The regulator for independent healthcare services in Scotland, Healthcare Improvement Scotland (HIS), has published an updated version of its Enforcement Policy which it will follow when using its enforcement powers.
In April 2017 it became law for private clinics independent of NHS Scotland with practising doctors, nurses or dentists to register with HIS.
According to the regulator, more than 100 services are now registered, with many still in process; however, HIS say that there is still a significant number who have not applied to register.
HIS has been in touch with all services to remind them to register, as enforcement action will begin over the following few months.
Kevin Freeman-Ferguson, head of service review at HIS said, “If a clinic continues to avoid registration then this is likely to result in criminal proceedings, and if found guilty the provider may face a prison sentence. But there may be a variety of reasons why a clinic may not be registered with us yet. We would urge anyone who thinks they should be registered to pick up the phone and talk to us."
Freeman-Ferguson added, “We are in the process of contacting all the clinics that appear to be wilfully avoiding registration to remind them they are breaking the law and give them a final opportunity to make an application. This is the first stage of our legal proceedings.”
The policy, published on October 12, relates to the independent healthcare services that are not registered with HIS as required by The National Health Service (Scotland) Act 1978, and independent healthcare services registered under The National Health Service (Scotland) Act 1978 as amended by the Public Services Reform (Scotland) Act 2010 and associated regulations.
The act states that the purpose of enforcement, up to and including prosecution, is, 'To secure compliance with legislation and minimum standards and ensure that registered providers are held to account for failures to safeguard the health, safety and welfare of service users'.
Sections of specific interest to aesthetic clinics include Part 1 – The offences in relation to unregistered providers of independent healthcare services. According to the policy, clinics that fail to register with HIS, or who pretend to be registered, could face prosecution. Successful prosecutions may lead to a maximum fine of £5,000 or maximum prison sentence of up to three months.
The policy also describes its enforcement action against clinics that are registered with HIS who do not operate to an appropriate standard.
In these circumstances, HIS will firstly work with the independent healthcare service provider to make necessary improvements.

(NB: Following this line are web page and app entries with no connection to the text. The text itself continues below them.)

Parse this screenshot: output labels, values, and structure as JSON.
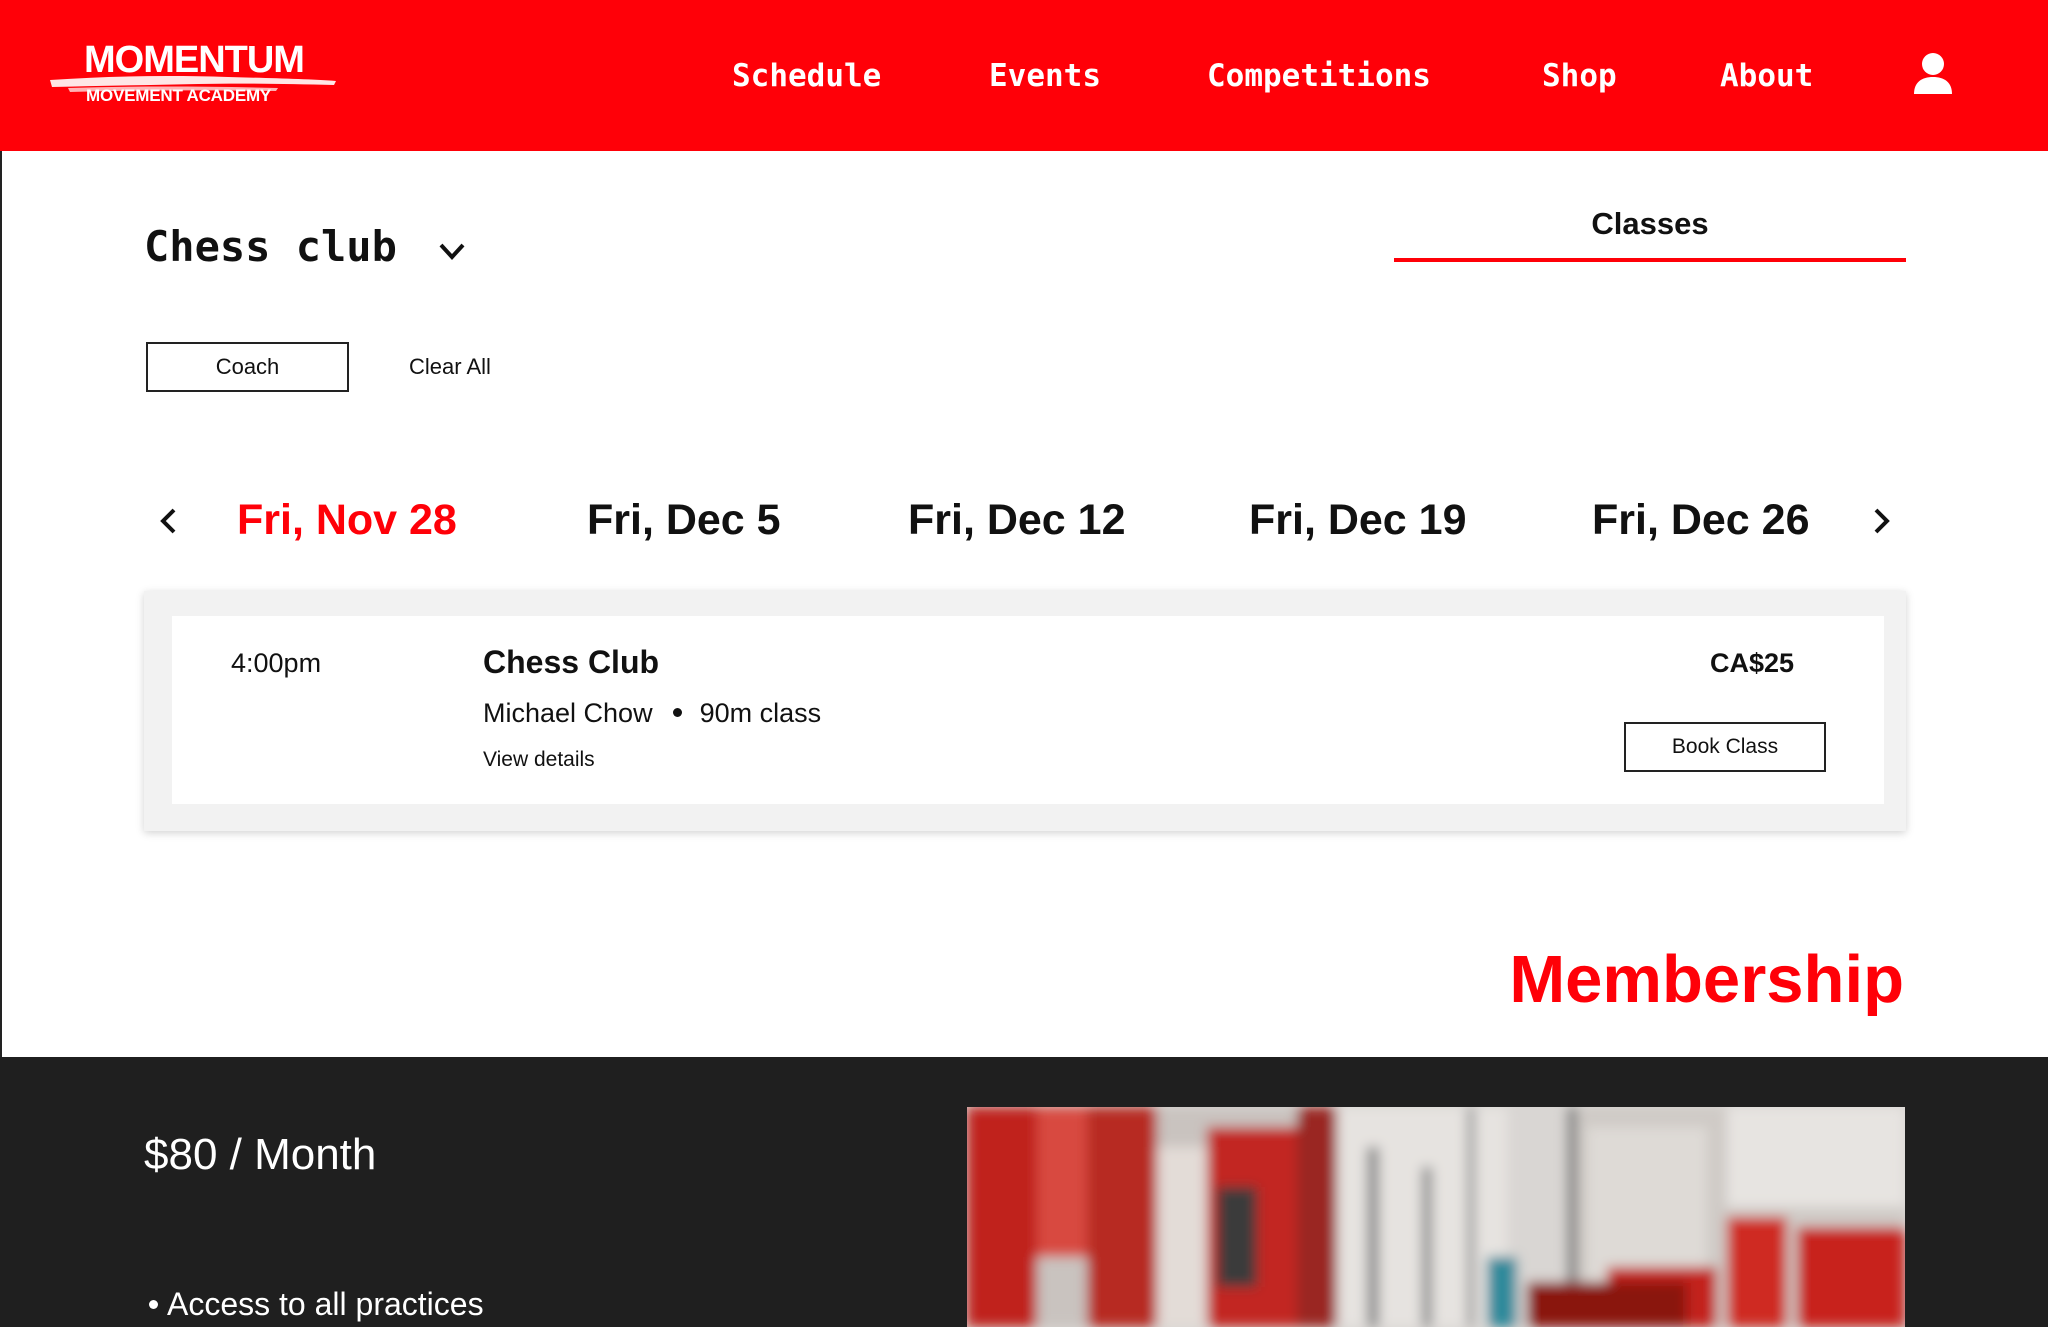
{
  "brand": {
    "name": "MOMENTUM",
    "tagline": "MOVEMENT ACADEMY",
    "color": "#ff0008"
  },
  "nav": {
    "items": [
      {
        "label": "Schedule"
      },
      {
        "label": "Events"
      },
      {
        "label": "Competitions"
      },
      {
        "label": "Shop"
      },
      {
        "label": "About"
      }
    ],
    "account_icon": "user-icon"
  },
  "program": {
    "title": "Chess club",
    "dropdown_icon": "chevron-down-icon"
  },
  "tabs": {
    "active": "Classes"
  },
  "filters": {
    "coach_label": "Coach",
    "clear_label": "Clear All"
  },
  "dates": {
    "items": [
      {
        "label": "Fri, Nov 28",
        "selected": true
      },
      {
        "label": "Fri, Dec 5",
        "selected": false
      },
      {
        "label": "Fri, Dec 12",
        "selected": false
      },
      {
        "label": "Fri, Dec 19",
        "selected": false
      },
      {
        "label": "Fri, Dec 26",
        "selected": false
      }
    ],
    "prev_icon": "chevron-left-icon",
    "next_icon": "chevron-right-icon"
  },
  "class_card": {
    "time": "4:00pm",
    "name": "Chess Club",
    "coach": "Michael Chow",
    "duration": "90m class",
    "details_link": "View details",
    "price": "CA$25",
    "book_label": "Book Class"
  },
  "membership": {
    "heading": "Membership",
    "price": "$80 / Month",
    "benefits": [
      "Access to all practices"
    ]
  }
}
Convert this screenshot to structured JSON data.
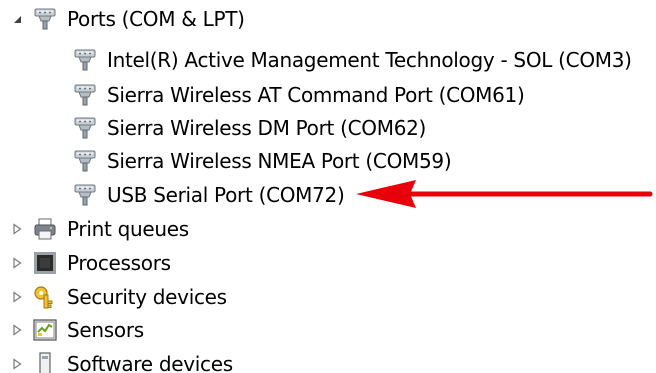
{
  "device_tree": {
    "ports": {
      "label": "Ports (COM & LPT)",
      "icon": "port-connector-icon",
      "expanded": true,
      "children": [
        {
          "label": "Intel(R) Active Management Technology - SOL (COM3)",
          "icon": "port-connector-icon"
        },
        {
          "label": "Sierra Wireless AT Command Port (COM61)",
          "icon": "port-connector-icon"
        },
        {
          "label": "Sierra Wireless DM Port (COM62)",
          "icon": "port-connector-icon"
        },
        {
          "label": "Sierra Wireless NMEA Port (COM59)",
          "icon": "port-connector-icon"
        },
        {
          "label": "USB Serial Port (COM72)",
          "icon": "port-connector-icon"
        }
      ]
    },
    "categories": [
      {
        "label": "Print queues",
        "icon": "printer-icon",
        "expanded": false
      },
      {
        "label": "Processors",
        "icon": "processor-chip-icon",
        "expanded": false
      },
      {
        "label": "Security devices",
        "icon": "key-lock-icon",
        "expanded": false
      },
      {
        "label": "Sensors",
        "icon": "sensor-icon",
        "expanded": false
      },
      {
        "label": "Software devices",
        "icon": "software-device-icon",
        "expanded": false
      }
    ]
  },
  "annotation": {
    "arrow_color": "#e8000b",
    "points_to": "USB Serial Port (COM72)"
  }
}
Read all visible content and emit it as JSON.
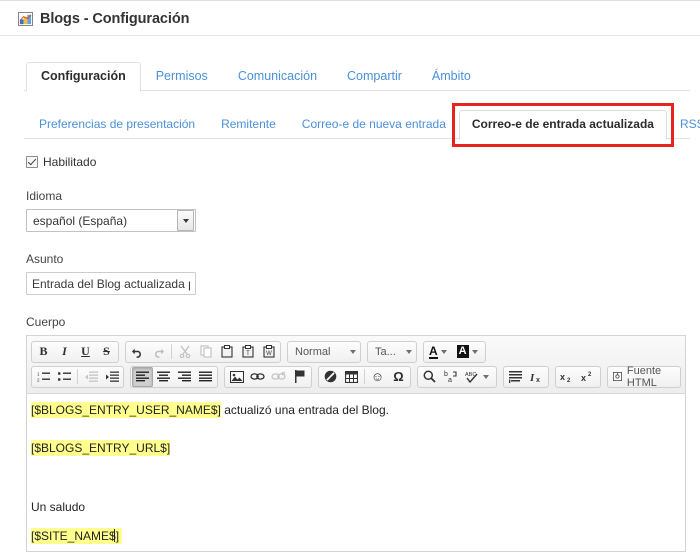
{
  "window": {
    "icon": "image-chart-icon",
    "title": "Blogs - Configuración"
  },
  "primary_tabs": [
    {
      "label": "Configuración",
      "active": true
    },
    {
      "label": "Permisos",
      "active": false
    },
    {
      "label": "Comunicación",
      "active": false
    },
    {
      "label": "Compartir",
      "active": false
    },
    {
      "label": "Ámbito",
      "active": false
    }
  ],
  "secondary_tabs": [
    {
      "label": "Preferencias de presentación",
      "active": false
    },
    {
      "label": "Remitente",
      "active": false
    },
    {
      "label": "Correo-e de nueva entrada",
      "active": false
    },
    {
      "label": "Correo-e de entrada actualizada",
      "active": true
    },
    {
      "label": "RSS",
      "active": false
    }
  ],
  "annotation": {
    "color": "#e8221c",
    "target": "Correo-e de entrada actualizada"
  },
  "form": {
    "enabled_checkbox": {
      "label": "Habilitado",
      "checked": true
    },
    "language": {
      "label": "Idioma",
      "value": "español (España)",
      "options": [
        "español (España)"
      ]
    },
    "subject": {
      "label": "Asunto",
      "value": "Entrada del Blog actualizada por",
      "placeholder": ""
    },
    "body": {
      "label": "Cuerpo"
    }
  },
  "editor": {
    "toolbar_row1": {
      "group_format": [
        {
          "name": "bold-icon",
          "glyph": "B"
        },
        {
          "name": "italic-icon",
          "glyph": "I"
        },
        {
          "name": "underline-icon",
          "glyph": "U"
        },
        {
          "name": "strikethrough-icon",
          "glyph": "S"
        }
      ],
      "group_history": [
        {
          "name": "undo-icon",
          "glyph": "↰"
        },
        {
          "name": "redo-icon",
          "glyph": "↱"
        }
      ],
      "group_clipboard": [
        {
          "name": "cut-icon",
          "glyph": "✂"
        },
        {
          "name": "copy-icon",
          "glyph": "❐"
        },
        {
          "name": "paste-icon",
          "glyph": "📋"
        },
        {
          "name": "paste-text-icon",
          "glyph": "📋"
        },
        {
          "name": "paste-word-icon",
          "glyph": "📋"
        }
      ],
      "combo_style": "Normal",
      "combo_font": "Ta...",
      "text_color_label": "A",
      "bg_color_label": "A"
    },
    "toolbar_row2": {
      "group_list": [
        {
          "name": "numbered-list-icon"
        },
        {
          "name": "bulleted-list-icon"
        },
        {
          "name": "decrease-indent-icon"
        },
        {
          "name": "increase-indent-icon"
        }
      ],
      "group_align": [
        {
          "name": "align-left-icon"
        },
        {
          "name": "align-center-icon"
        },
        {
          "name": "align-right-icon"
        },
        {
          "name": "align-justify-icon"
        }
      ],
      "group_insert": [
        {
          "name": "image-icon"
        },
        {
          "name": "link-icon"
        },
        {
          "name": "unlink-icon"
        },
        {
          "name": "anchor-flag-icon"
        }
      ],
      "group_media": [
        {
          "name": "page-break-icon"
        },
        {
          "name": "table-icon"
        },
        {
          "name": "smiley-icon",
          "glyph": "☺"
        },
        {
          "name": "special-character-icon",
          "glyph": "Ω"
        }
      ],
      "group_tools": [
        {
          "name": "search-icon"
        },
        {
          "name": "replace-icon"
        },
        {
          "name": "spellcheck-icon"
        }
      ],
      "group_clean": [
        {
          "name": "block-quote-icon"
        },
        {
          "name": "remove-format-icon"
        }
      ],
      "group_script": [
        {
          "name": "subscript-icon"
        },
        {
          "name": "superscript-icon"
        }
      ],
      "source_button": {
        "name": "html-source-button",
        "label": "Fuente HTML"
      }
    },
    "content": {
      "line1_token": "[$BLOGS_ENTRY_USER_NAME$]",
      "line1_rest": " actualizó una entrada del Blog.",
      "line2_token": "[$BLOGS_ENTRY_URL$]",
      "line3": "Un saludo",
      "line4_token": "[$SITE_NAME$]",
      "highlight_color": "#ffff8d"
    }
  }
}
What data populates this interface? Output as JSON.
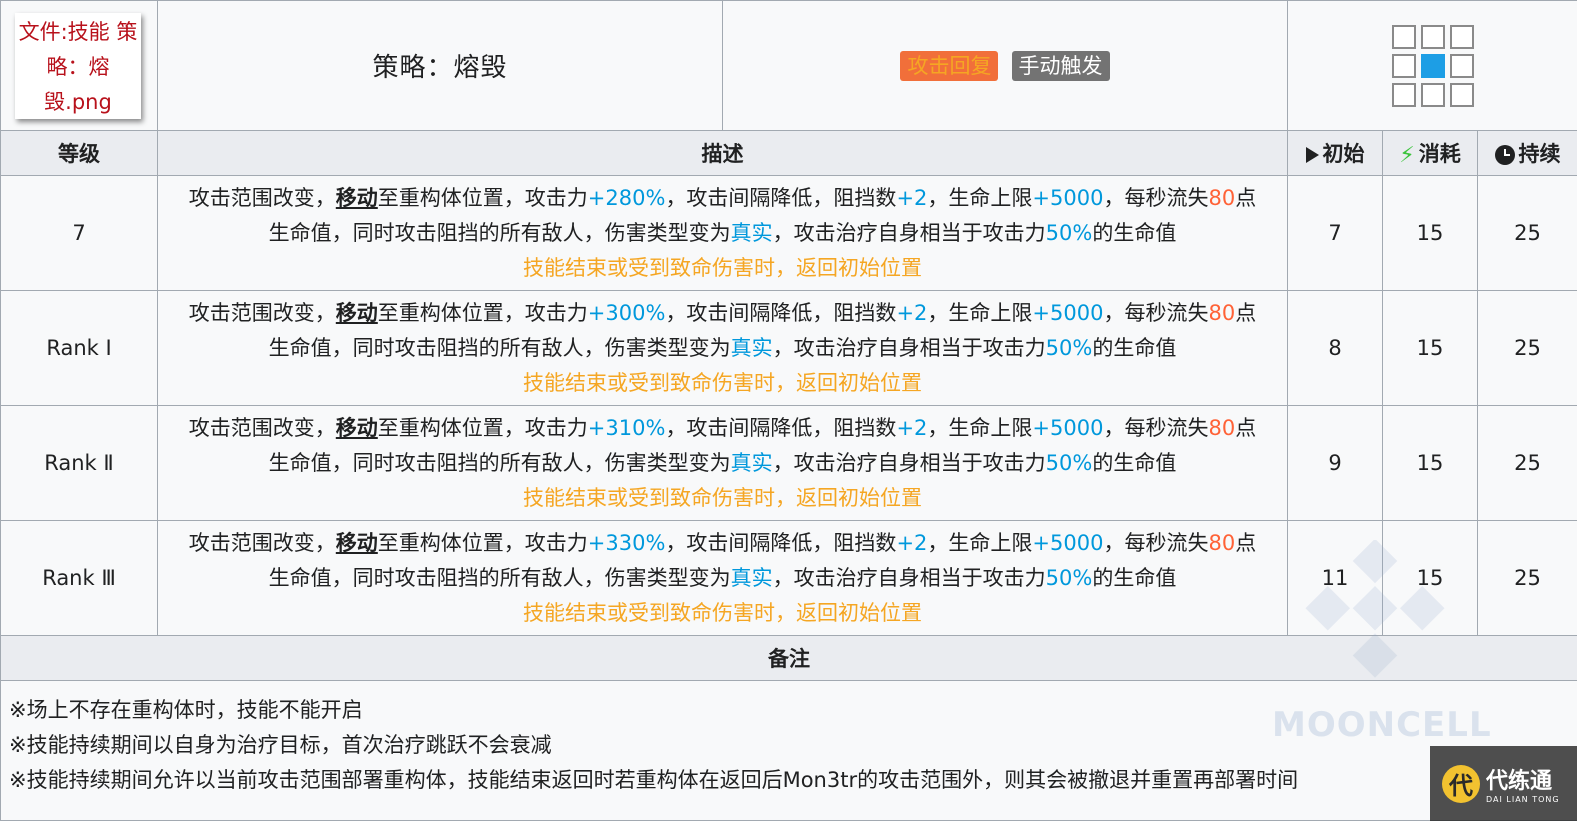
{
  "header": {
    "file_label": "文件:技能 策略：熔毁.png",
    "skill_name": "策略：熔毁",
    "badges": [
      {
        "label": "攻击回复",
        "color": "#f16f3a"
      },
      {
        "label": "手动触发",
        "color": "#737373"
      }
    ],
    "range_grid": [
      0,
      0,
      0,
      0,
      1,
      0,
      0,
      0,
      0
    ]
  },
  "columns": {
    "level": "等级",
    "desc": "描述",
    "initial": "初始",
    "cost": "消耗",
    "duration": "持续"
  },
  "rows": [
    {
      "level": "7",
      "atk": "+280%",
      "initial": "7",
      "cost": "15",
      "duration": "25"
    },
    {
      "level": "Rank Ⅰ",
      "atk": "+300%",
      "initial": "8",
      "cost": "15",
      "duration": "25"
    },
    {
      "level": "Rank Ⅱ",
      "atk": "+310%",
      "initial": "9",
      "cost": "15",
      "duration": "25"
    },
    {
      "level": "Rank Ⅲ",
      "atk": "+330%",
      "initial": "11",
      "cost": "15",
      "duration": "25"
    }
  ],
  "desc_parts": {
    "p1": "攻击范围改变，",
    "move": "移动",
    "p2": "至重构体位置，攻击力",
    "p3": "，攻击间隔降低，阻挡数",
    "block": "+2",
    "p4": "，生命上限",
    "hp": "+5000",
    "p5": "，每秒流失",
    "loss": "80",
    "p6": "点",
    "p7": "生命值，同时攻击阻挡的所有敌人，伤害类型变为",
    "true_dmg": "真实",
    "p8": "，攻击治疗自身相当于攻击力",
    "heal": "50%",
    "p9": "的生命值",
    "end_note": "技能结束或受到致命伤害时，返回初始位置"
  },
  "notes": {
    "title": "备注",
    "lines": [
      "※场上不存在重构体时，技能不能开启",
      "※技能持续期间以自身为治疗目标，首次治疗跳跃不会衰减",
      "※技能持续期间允许以当前攻击范围部署重构体，技能结束返回时若重构体在返回后Mon3tr的攻击范围外，则其会被撤退并重置再部署时间"
    ]
  },
  "watermark": {
    "text": "MOONCELL"
  },
  "logo": {
    "cn": "代练通",
    "en": "DAI LIAN TONG",
    "icon": "代"
  }
}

If they do not receive a satisfactory response, they may serve a Condition Notice, which sets their intention to vary, remove or impose an additional condition of registration on the service provider. They then may issue an Improvement Notice where there is evidence of a breach of Regulation(s) or conditions. This sets out their intention to cancel the independent healthcare service’s registration, unless significant improvement is demonstrated within a stated timescale. The forth step is a Cancellation of Registration Notice, where the timescale for meeting an Improvement Notice has expired without compliance.
HIS will give notice of any formal enforcement action taken to local authorities, NHS boards, Scottish Government and other relevant scrutiny bodies. This information of successful prosecutions will also be made publicly available on HIS’ website.
To read the Enforcement Policy, visit the HIS website.